> [GOAL OF THE EXERCISE]
In the data that follows, every line containing the word "true" should be returned.

> [RECORDS FOR THE TASK]
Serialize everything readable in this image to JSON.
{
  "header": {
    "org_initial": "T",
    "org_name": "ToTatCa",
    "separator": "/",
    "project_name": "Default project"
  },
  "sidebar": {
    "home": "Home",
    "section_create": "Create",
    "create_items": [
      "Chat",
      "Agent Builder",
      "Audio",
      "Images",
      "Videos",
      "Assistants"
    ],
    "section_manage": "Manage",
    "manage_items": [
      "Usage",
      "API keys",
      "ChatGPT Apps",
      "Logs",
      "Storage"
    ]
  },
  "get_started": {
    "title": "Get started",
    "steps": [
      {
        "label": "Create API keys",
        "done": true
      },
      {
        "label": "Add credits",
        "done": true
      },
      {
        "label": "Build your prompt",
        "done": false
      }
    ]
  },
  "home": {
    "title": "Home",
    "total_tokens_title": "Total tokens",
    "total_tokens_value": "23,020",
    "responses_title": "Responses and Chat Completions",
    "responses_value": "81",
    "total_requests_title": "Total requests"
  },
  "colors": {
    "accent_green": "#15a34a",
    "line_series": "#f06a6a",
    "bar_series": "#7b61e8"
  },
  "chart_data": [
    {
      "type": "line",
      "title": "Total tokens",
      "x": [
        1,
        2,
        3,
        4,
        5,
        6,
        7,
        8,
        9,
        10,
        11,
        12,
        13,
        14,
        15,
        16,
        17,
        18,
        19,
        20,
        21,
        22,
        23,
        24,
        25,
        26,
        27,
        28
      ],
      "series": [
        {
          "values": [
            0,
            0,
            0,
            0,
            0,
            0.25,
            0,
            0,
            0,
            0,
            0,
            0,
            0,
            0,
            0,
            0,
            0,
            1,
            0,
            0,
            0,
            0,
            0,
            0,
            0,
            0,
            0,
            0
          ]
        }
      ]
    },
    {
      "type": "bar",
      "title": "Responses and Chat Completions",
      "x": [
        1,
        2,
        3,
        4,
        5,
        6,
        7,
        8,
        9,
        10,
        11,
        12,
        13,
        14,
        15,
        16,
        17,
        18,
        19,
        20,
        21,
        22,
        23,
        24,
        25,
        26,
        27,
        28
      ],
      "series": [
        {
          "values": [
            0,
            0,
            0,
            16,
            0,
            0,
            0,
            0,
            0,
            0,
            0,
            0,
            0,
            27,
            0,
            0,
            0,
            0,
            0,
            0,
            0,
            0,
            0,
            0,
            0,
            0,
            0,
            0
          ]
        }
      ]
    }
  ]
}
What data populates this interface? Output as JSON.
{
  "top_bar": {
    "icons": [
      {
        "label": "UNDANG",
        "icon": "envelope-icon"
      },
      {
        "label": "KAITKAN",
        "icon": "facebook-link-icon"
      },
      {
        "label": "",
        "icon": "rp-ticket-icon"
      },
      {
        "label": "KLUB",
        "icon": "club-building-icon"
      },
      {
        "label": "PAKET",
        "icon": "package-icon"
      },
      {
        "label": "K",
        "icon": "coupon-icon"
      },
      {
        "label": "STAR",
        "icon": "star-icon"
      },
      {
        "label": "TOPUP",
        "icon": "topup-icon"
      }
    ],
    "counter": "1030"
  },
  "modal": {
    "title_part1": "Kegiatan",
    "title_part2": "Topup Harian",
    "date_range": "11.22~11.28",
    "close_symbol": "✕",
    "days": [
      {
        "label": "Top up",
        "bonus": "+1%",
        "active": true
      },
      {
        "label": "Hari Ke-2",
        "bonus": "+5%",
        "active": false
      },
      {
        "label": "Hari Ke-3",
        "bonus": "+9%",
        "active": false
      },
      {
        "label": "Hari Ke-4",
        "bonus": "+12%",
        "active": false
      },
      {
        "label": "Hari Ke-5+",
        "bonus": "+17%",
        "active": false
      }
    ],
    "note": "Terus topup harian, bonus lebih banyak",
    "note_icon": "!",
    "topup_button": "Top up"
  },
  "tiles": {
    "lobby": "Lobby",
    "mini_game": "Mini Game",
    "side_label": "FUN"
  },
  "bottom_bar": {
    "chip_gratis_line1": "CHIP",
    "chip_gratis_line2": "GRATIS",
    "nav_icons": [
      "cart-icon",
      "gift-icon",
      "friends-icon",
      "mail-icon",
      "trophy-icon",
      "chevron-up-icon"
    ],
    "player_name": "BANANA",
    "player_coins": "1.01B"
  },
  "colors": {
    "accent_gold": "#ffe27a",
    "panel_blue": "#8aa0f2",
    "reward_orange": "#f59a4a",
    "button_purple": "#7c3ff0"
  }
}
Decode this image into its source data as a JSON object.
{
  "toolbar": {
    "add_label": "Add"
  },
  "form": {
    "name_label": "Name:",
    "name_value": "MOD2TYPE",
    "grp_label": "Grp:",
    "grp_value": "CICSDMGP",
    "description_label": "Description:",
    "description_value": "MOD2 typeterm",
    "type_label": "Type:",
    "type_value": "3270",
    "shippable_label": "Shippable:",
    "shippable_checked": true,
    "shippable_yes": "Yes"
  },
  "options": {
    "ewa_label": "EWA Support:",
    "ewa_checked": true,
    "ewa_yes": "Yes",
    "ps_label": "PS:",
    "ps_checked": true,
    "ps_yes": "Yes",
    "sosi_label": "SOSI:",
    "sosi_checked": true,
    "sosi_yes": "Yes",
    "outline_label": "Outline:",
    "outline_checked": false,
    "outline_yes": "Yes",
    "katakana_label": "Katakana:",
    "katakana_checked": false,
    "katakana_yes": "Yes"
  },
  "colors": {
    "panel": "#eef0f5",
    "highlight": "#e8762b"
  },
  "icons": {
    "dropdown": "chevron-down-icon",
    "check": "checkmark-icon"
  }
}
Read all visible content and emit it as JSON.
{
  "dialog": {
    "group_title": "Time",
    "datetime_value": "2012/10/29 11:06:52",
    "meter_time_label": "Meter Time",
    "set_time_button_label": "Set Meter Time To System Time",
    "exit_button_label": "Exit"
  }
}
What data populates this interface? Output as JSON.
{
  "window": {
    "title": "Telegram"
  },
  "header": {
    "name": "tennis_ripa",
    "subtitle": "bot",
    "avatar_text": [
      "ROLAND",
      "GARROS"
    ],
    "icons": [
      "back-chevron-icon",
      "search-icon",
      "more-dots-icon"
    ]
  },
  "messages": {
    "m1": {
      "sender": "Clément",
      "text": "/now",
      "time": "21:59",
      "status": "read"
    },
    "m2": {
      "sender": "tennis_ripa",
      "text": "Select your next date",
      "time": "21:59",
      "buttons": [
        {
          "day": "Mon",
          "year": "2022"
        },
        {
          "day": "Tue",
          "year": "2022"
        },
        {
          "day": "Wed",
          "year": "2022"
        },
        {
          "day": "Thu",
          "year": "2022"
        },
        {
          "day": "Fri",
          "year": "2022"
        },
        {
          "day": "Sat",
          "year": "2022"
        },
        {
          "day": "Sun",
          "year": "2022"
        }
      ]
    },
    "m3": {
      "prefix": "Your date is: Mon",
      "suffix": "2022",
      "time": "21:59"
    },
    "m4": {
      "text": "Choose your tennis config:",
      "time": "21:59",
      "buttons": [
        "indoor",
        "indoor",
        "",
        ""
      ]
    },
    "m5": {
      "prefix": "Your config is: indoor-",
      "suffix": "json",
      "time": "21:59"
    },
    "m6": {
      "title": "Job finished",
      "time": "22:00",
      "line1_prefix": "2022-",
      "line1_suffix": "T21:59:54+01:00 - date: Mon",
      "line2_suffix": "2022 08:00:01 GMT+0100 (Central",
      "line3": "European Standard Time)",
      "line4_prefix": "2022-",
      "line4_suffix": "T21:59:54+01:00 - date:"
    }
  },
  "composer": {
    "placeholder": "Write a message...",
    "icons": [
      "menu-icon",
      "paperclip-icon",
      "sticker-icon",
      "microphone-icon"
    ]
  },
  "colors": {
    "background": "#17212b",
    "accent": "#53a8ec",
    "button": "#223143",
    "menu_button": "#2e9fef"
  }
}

> [EXERCISE RESULT]
        "done": true
        "done": true
        "active": true
    "shippable_checked": true,
    "ewa_checked": true,
    "ps_checked": true,
    "sosi_checked": true,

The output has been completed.